[Data]
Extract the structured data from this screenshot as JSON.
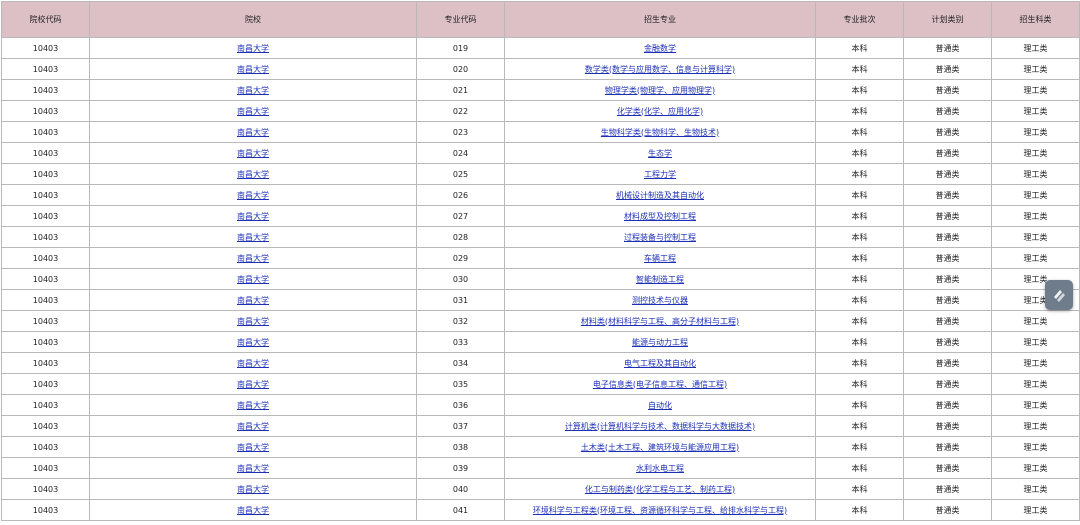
{
  "headers": [
    "院校代码",
    "院校",
    "专业代码",
    "招生专业",
    "专业批次",
    "计划类别",
    "招生科类"
  ],
  "rows": [
    [
      "10403",
      "南昌大学",
      "019",
      "金融数学",
      "本科",
      "普通类",
      "理工类"
    ],
    [
      "10403",
      "南昌大学",
      "020",
      "数学类(数学与应用数学、信息与计算科学)",
      "本科",
      "普通类",
      "理工类"
    ],
    [
      "10403",
      "南昌大学",
      "021",
      "物理学类(物理学、应用物理学)",
      "本科",
      "普通类",
      "理工类"
    ],
    [
      "10403",
      "南昌大学",
      "022",
      "化学类(化学、应用化学)",
      "本科",
      "普通类",
      "理工类"
    ],
    [
      "10403",
      "南昌大学",
      "023",
      "生物科学类(生物科学、生物技术)",
      "本科",
      "普通类",
      "理工类"
    ],
    [
      "10403",
      "南昌大学",
      "024",
      "生态学",
      "本科",
      "普通类",
      "理工类"
    ],
    [
      "10403",
      "南昌大学",
      "025",
      "工程力学",
      "本科",
      "普通类",
      "理工类"
    ],
    [
      "10403",
      "南昌大学",
      "026",
      "机械设计制造及其自动化",
      "本科",
      "普通类",
      "理工类"
    ],
    [
      "10403",
      "南昌大学",
      "027",
      "材料成型及控制工程",
      "本科",
      "普通类",
      "理工类"
    ],
    [
      "10403",
      "南昌大学",
      "028",
      "过程装备与控制工程",
      "本科",
      "普通类",
      "理工类"
    ],
    [
      "10403",
      "南昌大学",
      "029",
      "车辆工程",
      "本科",
      "普通类",
      "理工类"
    ],
    [
      "10403",
      "南昌大学",
      "030",
      "智能制造工程",
      "本科",
      "普通类",
      "理工类"
    ],
    [
      "10403",
      "南昌大学",
      "031",
      "测控技术与仪器",
      "本科",
      "普通类",
      "理工类"
    ],
    [
      "10403",
      "南昌大学",
      "032",
      "材料类(材料科学与工程、高分子材料与工程)",
      "本科",
      "普通类",
      "理工类"
    ],
    [
      "10403",
      "南昌大学",
      "033",
      "能源与动力工程",
      "本科",
      "普通类",
      "理工类"
    ],
    [
      "10403",
      "南昌大学",
      "034",
      "电气工程及其自动化",
      "本科",
      "普通类",
      "理工类"
    ],
    [
      "10403",
      "南昌大学",
      "035",
      "电子信息类(电子信息工程、通信工程)",
      "本科",
      "普通类",
      "理工类"
    ],
    [
      "10403",
      "南昌大学",
      "036",
      "自动化",
      "本科",
      "普通类",
      "理工类"
    ],
    [
      "10403",
      "南昌大学",
      "037",
      "计算机类(计算机科学与技术、数据科学与大数据技术)",
      "本科",
      "普通类",
      "理工类"
    ],
    [
      "10403",
      "南昌大学",
      "038",
      "土木类(土木工程、建筑环境与能源应用工程)",
      "本科",
      "普通类",
      "理工类"
    ],
    [
      "10403",
      "南昌大学",
      "039",
      "水利水电工程",
      "本科",
      "普通类",
      "理工类"
    ],
    [
      "10403",
      "南昌大学",
      "040",
      "化工与制药类(化学工程与工艺、制药工程)",
      "本科",
      "普通类",
      "理工类"
    ],
    [
      "10403",
      "南昌大学",
      "041",
      "环境科学与工程类(环境工程、资源循环科学与工程、给排水科学与工程)",
      "本科",
      "普通类",
      "理工类"
    ]
  ],
  "floating_button": {
    "icon": "floating-tool-icon",
    "color": "#6f7c8c"
  }
}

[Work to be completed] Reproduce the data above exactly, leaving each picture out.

[Exercise output]
Extract the structured data from this screenshot as JSON.
{
  "headers": [
    "院校代码",
    "院校",
    "专业代码",
    "招生专业",
    "专业批次",
    "计划类别",
    "招生科类"
  ],
  "rows": [
    [
      "10403",
      "南昌大学",
      "019",
      "金融数学",
      "本科",
      "普通类",
      "理工类"
    ],
    [
      "10403",
      "南昌大学",
      "020",
      "数学类(数学与应用数学、信息与计算科学)",
      "本科",
      "普通类",
      "理工类"
    ],
    [
      "10403",
      "南昌大学",
      "021",
      "物理学类(物理学、应用物理学)",
      "本科",
      "普通类",
      "理工类"
    ],
    [
      "10403",
      "南昌大学",
      "022",
      "化学类(化学、应用化学)",
      "本科",
      "普通类",
      "理工类"
    ],
    [
      "10403",
      "南昌大学",
      "023",
      "生物科学类(生物科学、生物技术)",
      "本科",
      "普通类",
      "理工类"
    ],
    [
      "10403",
      "南昌大学",
      "024",
      "生态学",
      "本科",
      "普通类",
      "理工类"
    ],
    [
      "10403",
      "南昌大学",
      "025",
      "工程力学",
      "本科",
      "普通类",
      "理工类"
    ],
    [
      "10403",
      "南昌大学",
      "026",
      "机械设计制造及其自动化",
      "本科",
      "普通类",
      "理工类"
    ],
    [
      "10403",
      "南昌大学",
      "027",
      "材料成型及控制工程",
      "本科",
      "普通类",
      "理工类"
    ],
    [
      "10403",
      "南昌大学",
      "028",
      "过程装备与控制工程",
      "本科",
      "普通类",
      "理工类"
    ],
    [
      "10403",
      "南昌大学",
      "029",
      "车辆工程",
      "本科",
      "普通类",
      "理工类"
    ],
    [
      "10403",
      "南昌大学",
      "030",
      "智能制造工程",
      "本科",
      "普通类",
      "理工类"
    ],
    [
      "10403",
      "南昌大学",
      "031",
      "测控技术与仪器",
      "本科",
      "普通类",
      "理工类"
    ],
    [
      "10403",
      "南昌大学",
      "032",
      "材料类(材料科学与工程、高分子材料与工程)",
      "本科",
      "普通类",
      "理工类"
    ],
    [
      "10403",
      "南昌大学",
      "033",
      "能源与动力工程",
      "本科",
      "普通类",
      "理工类"
    ],
    [
      "10403",
      "南昌大学",
      "034",
      "电气工程及其自动化",
      "本科",
      "普通类",
      "理工类"
    ],
    [
      "10403",
      "南昌大学",
      "035",
      "电子信息类(电子信息工程、通信工程)",
      "本科",
      "普通类",
      "理工类"
    ],
    [
      "10403",
      "南昌大学",
      "036",
      "自动化",
      "本科",
      "普通类",
      "理工类"
    ],
    [
      "10403",
      "南昌大学",
      "037",
      "计算机类(计算机科学与技术、数据科学与大数据技术)",
      "本科",
      "普通类",
      "理工类"
    ],
    [
      "10403",
      "南昌大学",
      "038",
      "土木类(土木工程、建筑环境与能源应用工程)",
      "本科",
      "普通类",
      "理工类"
    ],
    [
      "10403",
      "南昌大学",
      "039",
      "水利水电工程",
      "本科",
      "普通类",
      "理工类"
    ],
    [
      "10403",
      "南昌大学",
      "040",
      "化工与制药类(化学工程与工艺、制药工程)",
      "本科",
      "普通类",
      "理工类"
    ],
    [
      "10403",
      "南昌大学",
      "041",
      "环境科学与工程类(环境工程、资源循环科学与工程、给排水科学与工程)",
      "本科",
      "普通类",
      "理工类"
    ]
  ],
  "floating_button": {
    "icon": "floating-tool-icon",
    "color": "#6f7c8c"
  }
}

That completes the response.